(Requirement) Each line in the entries below that holds the word "Excel" belongs in the answer.

(Given records)
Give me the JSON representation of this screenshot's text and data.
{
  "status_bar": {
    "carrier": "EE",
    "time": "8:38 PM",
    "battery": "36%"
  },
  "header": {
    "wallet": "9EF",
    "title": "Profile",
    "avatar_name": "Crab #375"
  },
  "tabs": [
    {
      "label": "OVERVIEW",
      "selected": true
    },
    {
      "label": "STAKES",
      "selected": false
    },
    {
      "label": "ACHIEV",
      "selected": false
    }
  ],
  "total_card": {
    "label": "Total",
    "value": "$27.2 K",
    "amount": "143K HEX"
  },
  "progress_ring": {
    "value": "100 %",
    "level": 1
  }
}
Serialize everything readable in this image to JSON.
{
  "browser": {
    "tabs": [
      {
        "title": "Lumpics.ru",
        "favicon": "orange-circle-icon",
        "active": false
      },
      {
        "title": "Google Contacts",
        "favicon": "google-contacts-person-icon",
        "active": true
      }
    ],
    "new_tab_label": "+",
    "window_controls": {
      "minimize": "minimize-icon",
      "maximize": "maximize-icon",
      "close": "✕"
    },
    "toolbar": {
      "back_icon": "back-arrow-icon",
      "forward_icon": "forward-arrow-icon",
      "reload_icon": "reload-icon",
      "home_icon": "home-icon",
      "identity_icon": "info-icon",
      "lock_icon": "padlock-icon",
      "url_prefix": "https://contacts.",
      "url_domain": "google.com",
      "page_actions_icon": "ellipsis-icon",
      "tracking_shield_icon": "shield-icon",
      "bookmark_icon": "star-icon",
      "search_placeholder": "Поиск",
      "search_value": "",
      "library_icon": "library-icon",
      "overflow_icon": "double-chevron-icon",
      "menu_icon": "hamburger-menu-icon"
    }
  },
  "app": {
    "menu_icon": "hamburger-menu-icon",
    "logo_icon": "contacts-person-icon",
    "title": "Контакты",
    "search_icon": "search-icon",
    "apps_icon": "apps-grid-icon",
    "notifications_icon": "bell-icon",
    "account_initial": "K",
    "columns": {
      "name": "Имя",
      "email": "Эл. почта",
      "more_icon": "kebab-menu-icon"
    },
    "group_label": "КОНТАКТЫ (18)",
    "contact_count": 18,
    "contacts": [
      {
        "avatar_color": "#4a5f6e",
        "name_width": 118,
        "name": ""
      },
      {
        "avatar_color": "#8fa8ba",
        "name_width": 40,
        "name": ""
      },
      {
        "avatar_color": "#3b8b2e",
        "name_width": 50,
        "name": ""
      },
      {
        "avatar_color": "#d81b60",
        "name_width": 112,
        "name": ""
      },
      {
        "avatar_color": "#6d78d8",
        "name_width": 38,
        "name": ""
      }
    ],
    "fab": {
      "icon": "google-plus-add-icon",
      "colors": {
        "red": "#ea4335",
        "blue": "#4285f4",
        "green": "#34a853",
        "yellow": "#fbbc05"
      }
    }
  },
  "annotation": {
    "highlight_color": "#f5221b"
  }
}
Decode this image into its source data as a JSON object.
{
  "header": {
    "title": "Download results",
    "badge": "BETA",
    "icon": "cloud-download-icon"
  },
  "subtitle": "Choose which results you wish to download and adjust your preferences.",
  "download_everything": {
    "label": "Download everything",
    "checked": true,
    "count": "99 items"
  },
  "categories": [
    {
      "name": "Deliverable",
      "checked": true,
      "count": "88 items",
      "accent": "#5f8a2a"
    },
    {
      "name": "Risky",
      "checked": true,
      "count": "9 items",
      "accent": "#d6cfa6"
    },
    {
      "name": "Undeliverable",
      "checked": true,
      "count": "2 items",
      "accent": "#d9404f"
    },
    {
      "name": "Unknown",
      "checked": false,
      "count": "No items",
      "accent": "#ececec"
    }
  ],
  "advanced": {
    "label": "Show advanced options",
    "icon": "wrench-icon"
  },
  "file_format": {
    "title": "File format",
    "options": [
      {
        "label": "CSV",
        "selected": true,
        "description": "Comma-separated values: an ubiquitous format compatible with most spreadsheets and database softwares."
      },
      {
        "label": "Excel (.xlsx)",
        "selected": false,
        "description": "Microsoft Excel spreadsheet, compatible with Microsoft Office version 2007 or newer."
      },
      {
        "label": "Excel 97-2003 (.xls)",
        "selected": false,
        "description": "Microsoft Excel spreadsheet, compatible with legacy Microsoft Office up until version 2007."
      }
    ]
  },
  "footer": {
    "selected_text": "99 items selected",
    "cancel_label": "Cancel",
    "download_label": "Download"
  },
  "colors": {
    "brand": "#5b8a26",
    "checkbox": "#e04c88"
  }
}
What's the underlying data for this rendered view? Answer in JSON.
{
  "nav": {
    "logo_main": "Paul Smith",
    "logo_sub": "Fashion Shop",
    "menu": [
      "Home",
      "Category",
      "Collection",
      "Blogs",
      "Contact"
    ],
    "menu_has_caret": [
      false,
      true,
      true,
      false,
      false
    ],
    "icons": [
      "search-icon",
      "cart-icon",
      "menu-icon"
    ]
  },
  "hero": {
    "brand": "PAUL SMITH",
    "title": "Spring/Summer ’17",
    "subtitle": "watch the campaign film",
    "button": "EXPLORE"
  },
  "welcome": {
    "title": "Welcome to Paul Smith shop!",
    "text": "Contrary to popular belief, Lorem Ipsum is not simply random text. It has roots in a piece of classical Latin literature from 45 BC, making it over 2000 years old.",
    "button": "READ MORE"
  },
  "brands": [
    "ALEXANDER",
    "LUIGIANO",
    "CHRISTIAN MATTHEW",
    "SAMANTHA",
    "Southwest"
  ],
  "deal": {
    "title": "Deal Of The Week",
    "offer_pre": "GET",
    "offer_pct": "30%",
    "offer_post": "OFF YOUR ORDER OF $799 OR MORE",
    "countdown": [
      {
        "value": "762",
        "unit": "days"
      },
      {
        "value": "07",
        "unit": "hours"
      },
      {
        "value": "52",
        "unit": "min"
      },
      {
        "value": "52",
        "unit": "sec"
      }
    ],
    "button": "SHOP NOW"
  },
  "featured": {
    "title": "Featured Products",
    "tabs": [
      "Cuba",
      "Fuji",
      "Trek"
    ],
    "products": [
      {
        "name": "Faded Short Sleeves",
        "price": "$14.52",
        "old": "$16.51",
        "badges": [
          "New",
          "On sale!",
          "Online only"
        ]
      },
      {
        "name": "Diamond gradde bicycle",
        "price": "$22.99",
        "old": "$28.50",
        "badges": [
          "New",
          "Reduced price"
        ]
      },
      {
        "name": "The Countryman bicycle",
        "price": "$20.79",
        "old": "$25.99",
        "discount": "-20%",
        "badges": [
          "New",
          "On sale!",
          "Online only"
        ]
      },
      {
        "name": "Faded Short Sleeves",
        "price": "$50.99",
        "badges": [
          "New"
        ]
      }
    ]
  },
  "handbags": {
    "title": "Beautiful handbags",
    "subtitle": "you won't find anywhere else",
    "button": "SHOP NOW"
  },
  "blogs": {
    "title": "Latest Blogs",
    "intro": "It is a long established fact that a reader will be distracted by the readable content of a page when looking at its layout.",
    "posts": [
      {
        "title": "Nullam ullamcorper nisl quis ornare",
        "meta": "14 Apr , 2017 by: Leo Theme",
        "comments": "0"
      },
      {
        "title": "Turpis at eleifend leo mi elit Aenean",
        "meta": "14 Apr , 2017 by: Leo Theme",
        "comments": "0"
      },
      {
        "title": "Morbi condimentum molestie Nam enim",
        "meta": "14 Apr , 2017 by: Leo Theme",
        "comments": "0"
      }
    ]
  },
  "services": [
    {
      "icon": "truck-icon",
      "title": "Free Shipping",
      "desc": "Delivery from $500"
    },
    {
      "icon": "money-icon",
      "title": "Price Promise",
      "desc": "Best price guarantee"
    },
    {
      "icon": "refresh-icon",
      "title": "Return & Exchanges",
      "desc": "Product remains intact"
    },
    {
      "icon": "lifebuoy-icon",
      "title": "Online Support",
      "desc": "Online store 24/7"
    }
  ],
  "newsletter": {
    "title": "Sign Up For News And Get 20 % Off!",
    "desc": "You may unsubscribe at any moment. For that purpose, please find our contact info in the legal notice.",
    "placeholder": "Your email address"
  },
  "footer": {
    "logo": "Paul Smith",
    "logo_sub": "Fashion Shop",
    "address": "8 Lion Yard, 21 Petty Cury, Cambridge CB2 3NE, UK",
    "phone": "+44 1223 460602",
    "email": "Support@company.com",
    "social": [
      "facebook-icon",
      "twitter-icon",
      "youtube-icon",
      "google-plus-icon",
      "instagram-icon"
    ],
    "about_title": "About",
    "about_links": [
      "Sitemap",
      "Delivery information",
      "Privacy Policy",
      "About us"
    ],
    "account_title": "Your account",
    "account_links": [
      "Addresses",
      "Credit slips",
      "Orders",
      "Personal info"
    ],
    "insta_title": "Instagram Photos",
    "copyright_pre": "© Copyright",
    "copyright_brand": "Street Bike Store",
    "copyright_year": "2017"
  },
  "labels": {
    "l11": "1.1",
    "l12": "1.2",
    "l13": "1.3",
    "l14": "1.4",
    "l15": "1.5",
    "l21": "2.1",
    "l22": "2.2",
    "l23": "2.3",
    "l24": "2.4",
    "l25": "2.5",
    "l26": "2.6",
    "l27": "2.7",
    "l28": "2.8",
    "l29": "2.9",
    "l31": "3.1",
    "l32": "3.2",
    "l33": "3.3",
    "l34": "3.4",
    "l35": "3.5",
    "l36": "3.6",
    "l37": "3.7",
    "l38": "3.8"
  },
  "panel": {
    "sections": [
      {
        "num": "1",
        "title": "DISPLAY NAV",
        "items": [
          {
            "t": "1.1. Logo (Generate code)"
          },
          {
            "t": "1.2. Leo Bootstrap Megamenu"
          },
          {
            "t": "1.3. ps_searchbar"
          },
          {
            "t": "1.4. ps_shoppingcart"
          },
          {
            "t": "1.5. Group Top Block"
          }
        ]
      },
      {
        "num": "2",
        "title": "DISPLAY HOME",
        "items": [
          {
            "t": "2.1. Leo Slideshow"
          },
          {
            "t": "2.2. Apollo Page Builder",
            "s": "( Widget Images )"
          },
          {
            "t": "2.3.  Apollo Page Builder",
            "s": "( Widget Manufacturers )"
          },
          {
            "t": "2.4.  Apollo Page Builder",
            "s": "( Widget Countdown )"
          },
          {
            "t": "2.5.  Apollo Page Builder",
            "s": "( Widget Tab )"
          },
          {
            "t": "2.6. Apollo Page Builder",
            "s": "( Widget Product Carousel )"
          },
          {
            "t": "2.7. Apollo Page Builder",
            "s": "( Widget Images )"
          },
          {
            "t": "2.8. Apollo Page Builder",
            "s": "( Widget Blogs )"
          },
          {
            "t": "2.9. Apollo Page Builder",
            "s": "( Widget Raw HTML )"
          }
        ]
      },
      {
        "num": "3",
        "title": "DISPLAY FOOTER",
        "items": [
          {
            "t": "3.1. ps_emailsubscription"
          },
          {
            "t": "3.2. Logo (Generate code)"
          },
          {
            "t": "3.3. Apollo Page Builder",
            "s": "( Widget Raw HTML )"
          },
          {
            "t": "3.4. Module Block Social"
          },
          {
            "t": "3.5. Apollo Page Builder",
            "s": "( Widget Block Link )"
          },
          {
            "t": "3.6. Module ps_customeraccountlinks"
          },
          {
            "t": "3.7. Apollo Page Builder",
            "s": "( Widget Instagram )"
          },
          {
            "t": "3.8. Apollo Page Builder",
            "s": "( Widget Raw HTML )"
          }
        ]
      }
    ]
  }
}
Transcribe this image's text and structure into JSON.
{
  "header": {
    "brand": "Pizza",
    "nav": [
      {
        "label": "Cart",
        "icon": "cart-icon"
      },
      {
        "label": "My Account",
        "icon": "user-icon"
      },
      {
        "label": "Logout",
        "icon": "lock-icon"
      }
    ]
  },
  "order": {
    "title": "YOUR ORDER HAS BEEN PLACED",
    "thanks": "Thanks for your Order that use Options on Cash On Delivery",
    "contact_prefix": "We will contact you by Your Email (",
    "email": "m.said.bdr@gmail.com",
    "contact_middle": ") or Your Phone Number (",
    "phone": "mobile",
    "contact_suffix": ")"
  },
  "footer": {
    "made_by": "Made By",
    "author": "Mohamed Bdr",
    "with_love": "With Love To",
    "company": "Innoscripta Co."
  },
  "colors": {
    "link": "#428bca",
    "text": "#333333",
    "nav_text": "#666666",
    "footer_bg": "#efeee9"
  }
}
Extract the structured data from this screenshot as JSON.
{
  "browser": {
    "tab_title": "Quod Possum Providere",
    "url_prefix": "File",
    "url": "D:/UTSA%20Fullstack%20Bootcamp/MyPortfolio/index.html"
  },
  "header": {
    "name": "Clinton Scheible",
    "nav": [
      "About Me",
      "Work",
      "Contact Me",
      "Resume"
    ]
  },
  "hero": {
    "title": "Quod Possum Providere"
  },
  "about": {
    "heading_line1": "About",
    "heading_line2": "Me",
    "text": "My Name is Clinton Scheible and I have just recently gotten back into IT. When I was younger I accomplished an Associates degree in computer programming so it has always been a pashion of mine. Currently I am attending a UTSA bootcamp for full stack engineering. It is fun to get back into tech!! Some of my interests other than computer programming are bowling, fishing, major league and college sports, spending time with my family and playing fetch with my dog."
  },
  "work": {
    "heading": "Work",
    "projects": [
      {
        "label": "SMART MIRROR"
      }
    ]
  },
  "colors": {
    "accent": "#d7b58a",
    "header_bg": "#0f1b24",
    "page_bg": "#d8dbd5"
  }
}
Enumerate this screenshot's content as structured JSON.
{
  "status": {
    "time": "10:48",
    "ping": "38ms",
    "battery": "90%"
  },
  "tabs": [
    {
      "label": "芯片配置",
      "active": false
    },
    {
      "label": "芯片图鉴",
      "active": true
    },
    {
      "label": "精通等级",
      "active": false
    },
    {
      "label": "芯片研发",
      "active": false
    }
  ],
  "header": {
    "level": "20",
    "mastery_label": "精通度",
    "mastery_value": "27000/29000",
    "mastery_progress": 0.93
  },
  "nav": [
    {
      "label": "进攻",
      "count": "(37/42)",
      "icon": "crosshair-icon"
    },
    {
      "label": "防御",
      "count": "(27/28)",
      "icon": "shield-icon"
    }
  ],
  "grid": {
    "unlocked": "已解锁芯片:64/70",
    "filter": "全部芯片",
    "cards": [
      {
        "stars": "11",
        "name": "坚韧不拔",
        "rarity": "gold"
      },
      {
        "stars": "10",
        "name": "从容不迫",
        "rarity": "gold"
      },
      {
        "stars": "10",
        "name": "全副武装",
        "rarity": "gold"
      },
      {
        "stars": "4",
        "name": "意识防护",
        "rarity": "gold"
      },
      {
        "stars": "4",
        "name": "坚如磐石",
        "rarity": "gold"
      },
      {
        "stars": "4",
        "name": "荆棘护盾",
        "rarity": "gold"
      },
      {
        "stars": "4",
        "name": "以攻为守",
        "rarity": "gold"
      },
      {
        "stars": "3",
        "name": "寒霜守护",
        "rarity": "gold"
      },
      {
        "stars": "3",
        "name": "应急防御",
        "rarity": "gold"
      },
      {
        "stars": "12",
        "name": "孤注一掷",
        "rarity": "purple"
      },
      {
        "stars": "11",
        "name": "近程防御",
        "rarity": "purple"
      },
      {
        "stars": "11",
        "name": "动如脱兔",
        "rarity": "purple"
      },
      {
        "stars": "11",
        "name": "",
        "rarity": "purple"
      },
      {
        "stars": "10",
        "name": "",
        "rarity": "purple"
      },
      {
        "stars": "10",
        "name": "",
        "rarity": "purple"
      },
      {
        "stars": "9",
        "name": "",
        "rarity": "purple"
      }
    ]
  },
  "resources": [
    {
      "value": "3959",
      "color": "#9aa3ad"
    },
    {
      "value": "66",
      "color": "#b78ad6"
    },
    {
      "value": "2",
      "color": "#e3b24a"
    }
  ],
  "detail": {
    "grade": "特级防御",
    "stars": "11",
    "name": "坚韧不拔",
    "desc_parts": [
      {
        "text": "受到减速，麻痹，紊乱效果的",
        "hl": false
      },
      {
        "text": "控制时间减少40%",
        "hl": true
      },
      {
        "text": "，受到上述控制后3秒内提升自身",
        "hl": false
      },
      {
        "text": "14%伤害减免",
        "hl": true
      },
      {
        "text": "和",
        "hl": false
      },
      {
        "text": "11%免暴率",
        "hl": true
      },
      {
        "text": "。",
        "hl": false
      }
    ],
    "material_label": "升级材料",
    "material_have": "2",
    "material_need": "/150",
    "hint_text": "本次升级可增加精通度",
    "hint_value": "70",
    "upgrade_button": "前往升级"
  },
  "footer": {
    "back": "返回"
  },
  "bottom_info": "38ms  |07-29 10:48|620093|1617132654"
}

(Response to the exercise)
        "label": "Excel (.xlsx)",
        "description": "Microsoft Excel spreadsheet, compatible with Microsoft Office version 2007 or newer."
        "label": "Excel 97-2003 (.xls)",
        "description": "Microsoft Excel spreadsheet, compatible with legacy Microsoft Office up until version 2007."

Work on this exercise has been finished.